Your instructions ▸
Exact reproduction is required for all entries.

⟨

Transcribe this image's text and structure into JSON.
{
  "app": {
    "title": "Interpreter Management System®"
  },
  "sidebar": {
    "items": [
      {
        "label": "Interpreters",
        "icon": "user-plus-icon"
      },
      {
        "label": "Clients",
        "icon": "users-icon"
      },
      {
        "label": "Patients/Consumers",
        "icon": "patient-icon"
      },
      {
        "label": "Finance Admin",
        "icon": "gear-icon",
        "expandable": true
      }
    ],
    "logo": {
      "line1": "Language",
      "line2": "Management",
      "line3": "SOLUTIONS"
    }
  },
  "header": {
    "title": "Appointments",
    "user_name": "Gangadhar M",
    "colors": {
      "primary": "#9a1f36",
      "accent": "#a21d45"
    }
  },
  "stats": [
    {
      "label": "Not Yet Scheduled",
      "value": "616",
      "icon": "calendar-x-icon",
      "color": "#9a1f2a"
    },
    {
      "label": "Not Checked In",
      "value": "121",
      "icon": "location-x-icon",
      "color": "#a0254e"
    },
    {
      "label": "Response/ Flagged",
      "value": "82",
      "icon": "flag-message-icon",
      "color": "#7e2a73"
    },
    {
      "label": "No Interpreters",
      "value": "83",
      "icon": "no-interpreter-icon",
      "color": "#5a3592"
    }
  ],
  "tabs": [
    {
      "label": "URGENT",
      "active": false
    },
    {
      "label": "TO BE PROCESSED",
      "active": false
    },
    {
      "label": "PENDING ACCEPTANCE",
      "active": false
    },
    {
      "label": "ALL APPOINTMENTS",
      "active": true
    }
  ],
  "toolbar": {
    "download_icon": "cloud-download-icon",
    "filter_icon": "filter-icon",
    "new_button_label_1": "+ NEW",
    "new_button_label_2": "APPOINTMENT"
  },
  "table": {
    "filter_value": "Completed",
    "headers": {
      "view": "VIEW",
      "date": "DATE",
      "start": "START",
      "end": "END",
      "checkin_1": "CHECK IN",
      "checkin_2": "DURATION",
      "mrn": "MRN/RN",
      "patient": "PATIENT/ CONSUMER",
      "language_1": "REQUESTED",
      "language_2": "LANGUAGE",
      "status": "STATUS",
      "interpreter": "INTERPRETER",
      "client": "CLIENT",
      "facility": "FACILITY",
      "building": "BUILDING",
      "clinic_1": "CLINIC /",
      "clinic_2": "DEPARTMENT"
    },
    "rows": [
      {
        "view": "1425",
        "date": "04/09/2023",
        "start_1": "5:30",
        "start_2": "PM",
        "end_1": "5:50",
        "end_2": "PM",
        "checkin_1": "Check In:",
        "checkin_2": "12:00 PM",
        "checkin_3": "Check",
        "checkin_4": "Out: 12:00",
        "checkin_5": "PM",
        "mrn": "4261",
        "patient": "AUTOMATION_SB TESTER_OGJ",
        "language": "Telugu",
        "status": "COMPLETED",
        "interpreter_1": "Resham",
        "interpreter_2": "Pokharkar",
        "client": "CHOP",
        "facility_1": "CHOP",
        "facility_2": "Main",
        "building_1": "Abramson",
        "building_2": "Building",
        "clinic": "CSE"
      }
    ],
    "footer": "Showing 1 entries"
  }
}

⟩

Written answer ▸
Transcribe this image's text and structure into JSON.
{
  "app": {
    "title": "Interpreter Management System®"
  },
  "sidebar": {
    "items": [
      {
        "label": "Interpreters",
        "icon": "user-plus-icon"
      },
      {
        "label": "Clients",
        "icon": "users-icon"
      },
      {
        "label": "Patients/Consumers",
        "icon": "patient-icon"
      },
      {
        "label": "Finance Admin",
        "icon": "gear-icon",
        "expandable": true
      }
    ],
    "logo": {
      "line1": "Language",
      "line2": "Management",
      "line3": "SOLUTIONS"
    }
  },
  "header": {
    "title": "Appointments",
    "user_name": "Gangadhar M",
    "colors": {
      "primary": "#9a1f36",
      "accent": "#a21d45"
    }
  },
  "stats": [
    {
      "label": "Not Yet Scheduled",
      "value": "616",
      "icon": "calendar-x-icon",
      "color": "#9a1f2a"
    },
    {
      "label": "Not Checked In",
      "value": "121",
      "icon": "location-x-icon",
      "color": "#a0254e"
    },
    {
      "label": "Response/ Flagged",
      "value": "82",
      "icon": "flag-message-icon",
      "color": "#7e2a73"
    },
    {
      "label": "No Interpreters",
      "value": "83",
      "icon": "no-interpreter-icon",
      "color": "#5a3592"
    }
  ],
  "tabs": [
    {
      "label": "URGENT",
      "active": false
    },
    {
      "label": "TO BE PROCESSED",
      "active": false
    },
    {
      "label": "PENDING ACCEPTANCE",
      "active": false
    },
    {
      "label": "ALL APPOINTMENTS",
      "active": true
    }
  ],
  "toolbar": {
    "download_icon": "cloud-download-icon",
    "filter_icon": "filter-icon",
    "new_button_label_1": "+ NEW",
    "new_button_label_2": "APPOINTMENT"
  },
  "table": {
    "filter_value": "Completed",
    "headers": {
      "view": "VIEW",
      "date": "DATE",
      "start": "START",
      "end": "END",
      "checkin_1": "CHECK IN",
      "checkin_2": "DURATION",
      "mrn": "MRN/RN",
      "patient": "PATIENT/ CONSUMER",
      "language_1": "REQUESTED",
      "language_2": "LANGUAGE",
      "status": "STATUS",
      "interpreter": "INTERPRETER",
      "client": "CLIENT",
      "facility": "FACILITY",
      "building": "BUILDING",
      "clinic_1": "CLINIC /",
      "clinic_2": "DEPARTMENT"
    },
    "rows": [
      {
        "view": "1425",
        "date": "04/09/2023",
        "start_1": "5:30",
        "start_2": "PM",
        "end_1": "5:50",
        "end_2": "PM",
        "checkin_1": "Check In:",
        "checkin_2": "12:00 PM",
        "checkin_3": "Check",
        "checkin_4": "Out: 12:00",
        "checkin_5": "PM",
        "mrn": "4261",
        "patient": "AUTOMATION_SB TESTER_OGJ",
        "language": "Telugu",
        "status": "COMPLETED",
        "interpreter_1": "Resham",
        "interpreter_2": "Pokharkar",
        "client": "CHOP",
        "facility_1": "CHOP",
        "facility_2": "Main",
        "building_1": "Abramson",
        "building_2": "Building",
        "clinic": "CSE"
      }
    ],
    "footer": "Showing 1 entries"
  }
}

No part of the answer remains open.